**Brief:**
Where the word "ResponseEntity" occurs in a line of the data, return the whole line.

**Records shown:**
┄┄┄┄┄┄┄┄┄┄┄┄┄┄┄┄┄┄┄┄

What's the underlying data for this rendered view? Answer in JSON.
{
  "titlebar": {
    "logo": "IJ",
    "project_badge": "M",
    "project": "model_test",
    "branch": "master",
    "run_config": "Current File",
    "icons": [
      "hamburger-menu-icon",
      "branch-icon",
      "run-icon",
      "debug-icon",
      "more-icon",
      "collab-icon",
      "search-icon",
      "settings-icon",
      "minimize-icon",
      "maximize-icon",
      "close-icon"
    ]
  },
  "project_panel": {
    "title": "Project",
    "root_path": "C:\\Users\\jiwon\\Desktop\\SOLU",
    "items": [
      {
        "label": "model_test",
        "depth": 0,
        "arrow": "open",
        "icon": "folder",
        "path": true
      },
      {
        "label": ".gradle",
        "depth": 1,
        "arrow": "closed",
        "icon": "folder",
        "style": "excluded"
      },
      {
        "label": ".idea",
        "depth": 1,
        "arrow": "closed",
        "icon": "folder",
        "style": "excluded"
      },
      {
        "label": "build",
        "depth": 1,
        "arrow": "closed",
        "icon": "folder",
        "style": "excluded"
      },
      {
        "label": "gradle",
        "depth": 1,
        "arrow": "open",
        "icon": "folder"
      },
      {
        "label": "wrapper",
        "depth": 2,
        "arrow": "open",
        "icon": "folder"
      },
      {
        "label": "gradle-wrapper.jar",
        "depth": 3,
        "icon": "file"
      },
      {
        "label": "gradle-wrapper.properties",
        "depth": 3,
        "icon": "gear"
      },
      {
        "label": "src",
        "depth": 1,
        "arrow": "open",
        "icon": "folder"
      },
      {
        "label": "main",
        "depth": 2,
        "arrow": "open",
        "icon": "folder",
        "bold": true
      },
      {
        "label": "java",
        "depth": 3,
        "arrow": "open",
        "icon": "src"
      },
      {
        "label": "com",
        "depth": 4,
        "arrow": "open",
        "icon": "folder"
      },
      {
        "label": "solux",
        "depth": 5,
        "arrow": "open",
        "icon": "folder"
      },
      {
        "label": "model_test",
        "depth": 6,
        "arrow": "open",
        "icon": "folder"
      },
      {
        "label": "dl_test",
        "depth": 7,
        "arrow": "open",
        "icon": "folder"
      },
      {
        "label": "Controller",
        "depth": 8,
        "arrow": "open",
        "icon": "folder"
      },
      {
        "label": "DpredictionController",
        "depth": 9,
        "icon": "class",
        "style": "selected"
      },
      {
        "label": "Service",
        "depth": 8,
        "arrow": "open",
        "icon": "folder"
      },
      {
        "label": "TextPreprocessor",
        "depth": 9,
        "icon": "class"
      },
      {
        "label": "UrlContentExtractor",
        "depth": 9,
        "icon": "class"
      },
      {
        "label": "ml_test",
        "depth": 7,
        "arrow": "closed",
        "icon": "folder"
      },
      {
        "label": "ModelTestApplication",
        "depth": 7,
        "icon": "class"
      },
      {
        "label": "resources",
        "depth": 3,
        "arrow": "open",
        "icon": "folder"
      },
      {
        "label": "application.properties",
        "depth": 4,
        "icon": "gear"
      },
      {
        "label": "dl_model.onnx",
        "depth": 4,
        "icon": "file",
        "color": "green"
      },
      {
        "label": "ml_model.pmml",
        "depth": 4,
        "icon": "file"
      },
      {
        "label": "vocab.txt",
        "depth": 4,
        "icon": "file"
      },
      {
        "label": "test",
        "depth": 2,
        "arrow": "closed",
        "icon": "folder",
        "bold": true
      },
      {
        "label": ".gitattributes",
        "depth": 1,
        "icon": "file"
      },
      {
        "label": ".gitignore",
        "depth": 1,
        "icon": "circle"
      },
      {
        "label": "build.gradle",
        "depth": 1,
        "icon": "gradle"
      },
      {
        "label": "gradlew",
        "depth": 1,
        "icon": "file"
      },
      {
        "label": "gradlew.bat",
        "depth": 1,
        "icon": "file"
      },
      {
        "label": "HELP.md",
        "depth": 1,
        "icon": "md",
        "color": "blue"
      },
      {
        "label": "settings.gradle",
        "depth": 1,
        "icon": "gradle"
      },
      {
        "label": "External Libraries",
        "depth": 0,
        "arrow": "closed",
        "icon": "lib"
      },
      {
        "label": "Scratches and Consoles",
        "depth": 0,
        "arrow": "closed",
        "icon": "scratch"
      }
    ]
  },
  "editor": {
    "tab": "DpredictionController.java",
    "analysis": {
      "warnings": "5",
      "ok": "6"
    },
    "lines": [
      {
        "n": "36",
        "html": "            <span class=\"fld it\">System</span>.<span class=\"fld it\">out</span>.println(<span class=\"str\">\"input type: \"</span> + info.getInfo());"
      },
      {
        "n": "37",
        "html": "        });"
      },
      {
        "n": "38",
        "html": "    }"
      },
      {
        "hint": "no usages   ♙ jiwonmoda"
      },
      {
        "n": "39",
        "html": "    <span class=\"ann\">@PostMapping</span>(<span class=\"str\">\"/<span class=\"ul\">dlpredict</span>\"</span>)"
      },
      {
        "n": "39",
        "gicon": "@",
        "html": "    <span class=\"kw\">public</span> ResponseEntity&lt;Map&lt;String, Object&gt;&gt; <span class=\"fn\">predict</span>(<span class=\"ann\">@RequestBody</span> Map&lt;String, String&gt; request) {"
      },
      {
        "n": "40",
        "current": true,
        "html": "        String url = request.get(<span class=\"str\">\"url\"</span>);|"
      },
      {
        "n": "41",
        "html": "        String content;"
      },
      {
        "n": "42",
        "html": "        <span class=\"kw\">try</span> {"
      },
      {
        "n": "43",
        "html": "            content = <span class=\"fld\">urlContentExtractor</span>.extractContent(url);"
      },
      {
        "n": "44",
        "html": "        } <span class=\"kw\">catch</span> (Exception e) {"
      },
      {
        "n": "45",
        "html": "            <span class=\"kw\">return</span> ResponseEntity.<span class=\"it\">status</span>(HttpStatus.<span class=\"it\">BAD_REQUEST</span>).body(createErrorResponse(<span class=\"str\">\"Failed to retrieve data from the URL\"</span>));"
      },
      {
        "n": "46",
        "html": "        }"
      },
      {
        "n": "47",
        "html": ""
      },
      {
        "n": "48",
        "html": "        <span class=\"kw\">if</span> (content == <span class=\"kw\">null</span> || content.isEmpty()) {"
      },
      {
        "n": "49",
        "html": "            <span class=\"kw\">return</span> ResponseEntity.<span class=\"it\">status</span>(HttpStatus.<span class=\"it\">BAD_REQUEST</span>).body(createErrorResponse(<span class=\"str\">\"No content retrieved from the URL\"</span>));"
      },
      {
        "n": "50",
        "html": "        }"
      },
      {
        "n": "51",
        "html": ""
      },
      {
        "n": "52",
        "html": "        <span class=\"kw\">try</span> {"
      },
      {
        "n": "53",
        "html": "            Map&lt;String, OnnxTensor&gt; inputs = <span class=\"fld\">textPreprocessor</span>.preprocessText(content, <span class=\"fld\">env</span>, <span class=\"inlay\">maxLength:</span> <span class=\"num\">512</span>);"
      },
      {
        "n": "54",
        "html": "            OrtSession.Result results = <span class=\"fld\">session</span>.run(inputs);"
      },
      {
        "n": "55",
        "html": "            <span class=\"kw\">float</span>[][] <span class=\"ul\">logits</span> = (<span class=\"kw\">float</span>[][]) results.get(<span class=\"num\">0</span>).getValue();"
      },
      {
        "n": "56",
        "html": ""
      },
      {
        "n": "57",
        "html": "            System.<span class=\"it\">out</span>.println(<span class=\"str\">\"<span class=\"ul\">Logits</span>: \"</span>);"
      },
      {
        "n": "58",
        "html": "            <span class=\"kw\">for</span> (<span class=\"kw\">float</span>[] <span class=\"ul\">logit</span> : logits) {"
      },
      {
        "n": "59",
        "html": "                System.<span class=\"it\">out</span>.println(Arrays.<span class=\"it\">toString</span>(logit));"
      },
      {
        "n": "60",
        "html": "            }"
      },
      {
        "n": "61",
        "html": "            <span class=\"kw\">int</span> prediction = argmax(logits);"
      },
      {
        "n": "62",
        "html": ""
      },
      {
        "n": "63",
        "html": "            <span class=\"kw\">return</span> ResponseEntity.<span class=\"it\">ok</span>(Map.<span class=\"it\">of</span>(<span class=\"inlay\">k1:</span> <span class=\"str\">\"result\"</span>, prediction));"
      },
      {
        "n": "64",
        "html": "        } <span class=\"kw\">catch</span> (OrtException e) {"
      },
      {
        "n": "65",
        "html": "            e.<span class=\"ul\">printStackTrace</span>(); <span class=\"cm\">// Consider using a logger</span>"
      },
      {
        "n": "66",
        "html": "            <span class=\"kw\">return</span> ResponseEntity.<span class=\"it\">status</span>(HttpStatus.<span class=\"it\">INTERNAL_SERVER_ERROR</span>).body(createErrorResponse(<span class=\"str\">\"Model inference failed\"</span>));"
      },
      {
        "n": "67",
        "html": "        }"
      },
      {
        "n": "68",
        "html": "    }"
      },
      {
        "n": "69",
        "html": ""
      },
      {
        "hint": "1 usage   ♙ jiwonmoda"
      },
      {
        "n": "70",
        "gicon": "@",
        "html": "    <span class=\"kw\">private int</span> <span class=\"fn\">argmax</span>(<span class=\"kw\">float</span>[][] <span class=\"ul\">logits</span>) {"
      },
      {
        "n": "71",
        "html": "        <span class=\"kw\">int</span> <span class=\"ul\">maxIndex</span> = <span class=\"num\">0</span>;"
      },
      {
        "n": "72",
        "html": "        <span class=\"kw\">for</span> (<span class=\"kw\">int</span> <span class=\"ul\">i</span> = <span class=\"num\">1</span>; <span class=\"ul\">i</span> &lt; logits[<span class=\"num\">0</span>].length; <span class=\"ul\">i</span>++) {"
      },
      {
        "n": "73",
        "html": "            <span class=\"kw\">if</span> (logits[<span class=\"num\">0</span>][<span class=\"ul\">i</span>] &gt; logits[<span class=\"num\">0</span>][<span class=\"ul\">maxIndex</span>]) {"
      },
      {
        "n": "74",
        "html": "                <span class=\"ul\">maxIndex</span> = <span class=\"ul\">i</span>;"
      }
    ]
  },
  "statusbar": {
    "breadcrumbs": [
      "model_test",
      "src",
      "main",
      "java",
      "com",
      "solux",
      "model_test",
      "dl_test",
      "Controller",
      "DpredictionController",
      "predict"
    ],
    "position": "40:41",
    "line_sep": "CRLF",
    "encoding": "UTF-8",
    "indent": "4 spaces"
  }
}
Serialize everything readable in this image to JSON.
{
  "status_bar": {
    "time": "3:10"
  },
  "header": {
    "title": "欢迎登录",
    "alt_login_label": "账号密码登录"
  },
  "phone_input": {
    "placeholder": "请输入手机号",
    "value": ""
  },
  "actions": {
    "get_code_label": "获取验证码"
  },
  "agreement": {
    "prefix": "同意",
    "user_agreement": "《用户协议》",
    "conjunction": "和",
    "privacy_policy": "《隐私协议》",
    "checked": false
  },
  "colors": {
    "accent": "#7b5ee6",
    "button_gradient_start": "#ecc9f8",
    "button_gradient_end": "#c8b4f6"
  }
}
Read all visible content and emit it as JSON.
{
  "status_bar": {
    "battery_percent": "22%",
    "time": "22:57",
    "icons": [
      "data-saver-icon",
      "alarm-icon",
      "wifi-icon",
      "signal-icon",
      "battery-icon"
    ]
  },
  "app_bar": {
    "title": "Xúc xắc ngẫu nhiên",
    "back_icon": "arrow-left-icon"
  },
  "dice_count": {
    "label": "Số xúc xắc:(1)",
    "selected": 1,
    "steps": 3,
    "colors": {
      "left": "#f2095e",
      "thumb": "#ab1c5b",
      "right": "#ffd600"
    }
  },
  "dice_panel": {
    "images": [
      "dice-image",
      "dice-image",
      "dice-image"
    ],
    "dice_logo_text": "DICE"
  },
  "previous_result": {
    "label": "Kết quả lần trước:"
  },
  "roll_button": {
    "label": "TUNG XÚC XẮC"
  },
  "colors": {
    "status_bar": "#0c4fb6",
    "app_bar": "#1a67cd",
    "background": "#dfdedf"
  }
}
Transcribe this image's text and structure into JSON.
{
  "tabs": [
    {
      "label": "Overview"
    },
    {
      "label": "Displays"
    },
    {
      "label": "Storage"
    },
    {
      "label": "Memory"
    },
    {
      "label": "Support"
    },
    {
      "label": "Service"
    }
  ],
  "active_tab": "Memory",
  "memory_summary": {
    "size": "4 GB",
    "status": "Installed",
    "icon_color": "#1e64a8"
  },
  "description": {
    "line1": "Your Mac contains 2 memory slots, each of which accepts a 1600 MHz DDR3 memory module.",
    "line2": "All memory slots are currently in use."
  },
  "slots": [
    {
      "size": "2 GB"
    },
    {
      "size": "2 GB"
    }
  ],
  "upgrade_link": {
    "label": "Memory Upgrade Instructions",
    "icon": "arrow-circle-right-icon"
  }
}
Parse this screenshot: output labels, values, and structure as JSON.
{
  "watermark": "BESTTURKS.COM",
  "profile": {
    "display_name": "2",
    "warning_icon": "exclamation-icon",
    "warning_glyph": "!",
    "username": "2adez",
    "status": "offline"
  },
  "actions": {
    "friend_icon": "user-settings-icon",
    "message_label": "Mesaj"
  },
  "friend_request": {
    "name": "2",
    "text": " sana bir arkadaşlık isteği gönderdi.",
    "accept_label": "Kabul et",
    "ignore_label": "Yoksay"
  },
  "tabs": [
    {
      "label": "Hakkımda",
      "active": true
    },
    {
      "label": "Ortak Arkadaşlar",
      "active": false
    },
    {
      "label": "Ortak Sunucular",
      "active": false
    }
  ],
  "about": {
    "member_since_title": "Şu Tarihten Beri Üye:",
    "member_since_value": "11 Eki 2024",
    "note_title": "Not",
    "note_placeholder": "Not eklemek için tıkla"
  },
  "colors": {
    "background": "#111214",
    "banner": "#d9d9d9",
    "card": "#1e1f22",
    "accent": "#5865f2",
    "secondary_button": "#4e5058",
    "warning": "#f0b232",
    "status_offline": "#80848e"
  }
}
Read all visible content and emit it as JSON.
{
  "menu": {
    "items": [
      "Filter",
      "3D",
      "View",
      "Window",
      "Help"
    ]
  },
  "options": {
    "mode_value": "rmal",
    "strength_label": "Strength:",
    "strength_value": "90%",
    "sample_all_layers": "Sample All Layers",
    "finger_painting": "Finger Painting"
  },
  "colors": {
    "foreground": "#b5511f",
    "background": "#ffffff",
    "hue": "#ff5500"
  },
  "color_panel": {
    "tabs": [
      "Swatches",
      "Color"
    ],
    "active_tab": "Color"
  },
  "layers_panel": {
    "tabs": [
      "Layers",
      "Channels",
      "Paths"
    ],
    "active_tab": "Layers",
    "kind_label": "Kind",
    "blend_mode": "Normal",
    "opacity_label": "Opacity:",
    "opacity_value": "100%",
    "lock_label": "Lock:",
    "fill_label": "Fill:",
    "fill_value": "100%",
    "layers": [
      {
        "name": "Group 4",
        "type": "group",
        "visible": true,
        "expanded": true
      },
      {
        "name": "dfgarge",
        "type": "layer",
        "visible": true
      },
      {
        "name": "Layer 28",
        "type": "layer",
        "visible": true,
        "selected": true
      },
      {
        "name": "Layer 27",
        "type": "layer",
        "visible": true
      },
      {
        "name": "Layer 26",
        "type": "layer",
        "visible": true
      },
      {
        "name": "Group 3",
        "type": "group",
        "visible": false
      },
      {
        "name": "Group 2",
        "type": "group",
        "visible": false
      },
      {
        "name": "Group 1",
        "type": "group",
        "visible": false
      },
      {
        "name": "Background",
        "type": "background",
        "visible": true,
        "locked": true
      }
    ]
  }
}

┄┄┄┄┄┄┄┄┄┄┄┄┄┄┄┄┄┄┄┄

**Exercise answer:**
        "html": "    <span class=\"kw\">public</span> ResponseEntity&lt;Map&lt;String, Object&gt;&gt; <span class=\"fn\">predict</span>(<span class=\"ann\">@RequestBody</span> Map&lt;String, String&gt; request) {"
        "html": "            <span class=\"kw\">return</span> ResponseEntity.<span class=\"it\">status</span>(HttpStatus.<span class=\"it\">BAD_REQUEST</span>).body(createErrorResponse(<span class=\"str\">\"Failed to retrieve data from the URL\"</span>));"
        "html": "            <span class=\"kw\">return</span> ResponseEntity.<span class=\"it\">status</span>(HttpStatus.<span class=\"it\">BAD_REQUEST</span>).body(createErrorResponse(<span class=\"str\">\"No content retrieved from the URL\"</span>));"
        "html": "            <span class=\"kw\">return</span> ResponseEntity.<span class=\"it\">ok</span>(Map.<span class=\"it\">of</span>(<span class=\"inlay\">k1:</span> <span class=\"str\">\"result\"</span>, prediction));"
        "html": "            <span class=\"kw\">return</span> ResponseEntity.<span class=\"it\">status</span>(HttpStatus.<span class=\"it\">INTERNAL_SERVER_ERROR</span>).body(createErrorResponse(<span class=\"str\">\"Model inference failed\"</span>));"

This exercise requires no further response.